• Your task:
Which lines in the records below contain the word "Computer"? Report each of them.

Web page and app entries

========================

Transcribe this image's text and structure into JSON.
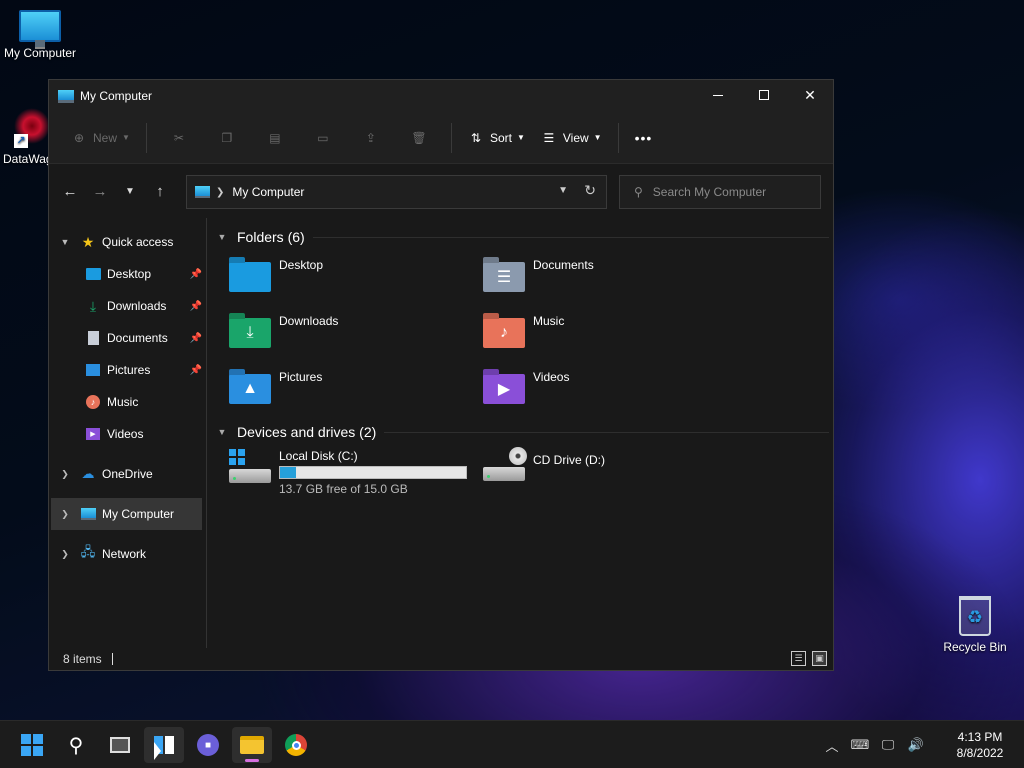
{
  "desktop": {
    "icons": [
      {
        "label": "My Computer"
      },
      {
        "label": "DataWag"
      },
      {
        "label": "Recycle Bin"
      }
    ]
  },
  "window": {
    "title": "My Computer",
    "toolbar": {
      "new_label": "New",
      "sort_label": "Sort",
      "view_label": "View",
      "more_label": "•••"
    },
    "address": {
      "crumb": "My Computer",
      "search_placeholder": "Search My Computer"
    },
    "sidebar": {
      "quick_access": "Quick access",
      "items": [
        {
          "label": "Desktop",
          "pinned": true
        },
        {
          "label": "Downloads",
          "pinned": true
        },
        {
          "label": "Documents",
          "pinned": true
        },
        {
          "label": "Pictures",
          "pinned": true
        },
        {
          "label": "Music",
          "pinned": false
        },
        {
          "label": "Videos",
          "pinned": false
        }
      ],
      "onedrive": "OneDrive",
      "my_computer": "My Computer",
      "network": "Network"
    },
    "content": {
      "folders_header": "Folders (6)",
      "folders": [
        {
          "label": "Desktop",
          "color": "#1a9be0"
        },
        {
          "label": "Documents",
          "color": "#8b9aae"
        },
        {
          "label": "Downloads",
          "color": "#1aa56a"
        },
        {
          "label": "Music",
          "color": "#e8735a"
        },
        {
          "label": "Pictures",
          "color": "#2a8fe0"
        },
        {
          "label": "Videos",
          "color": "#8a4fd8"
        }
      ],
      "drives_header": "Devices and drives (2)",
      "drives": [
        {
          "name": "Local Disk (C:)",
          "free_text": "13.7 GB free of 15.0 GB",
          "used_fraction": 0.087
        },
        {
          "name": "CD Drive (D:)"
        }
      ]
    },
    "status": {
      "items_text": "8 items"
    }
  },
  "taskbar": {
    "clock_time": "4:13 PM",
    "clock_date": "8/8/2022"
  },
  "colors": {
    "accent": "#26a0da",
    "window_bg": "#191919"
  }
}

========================

• Solved problem:
        "label": "My Computer"
    "title": "My Computer",
      "crumb": "My Computer",
      "search_placeholder": "Search My Computer"
      "my_computer": "My Computer",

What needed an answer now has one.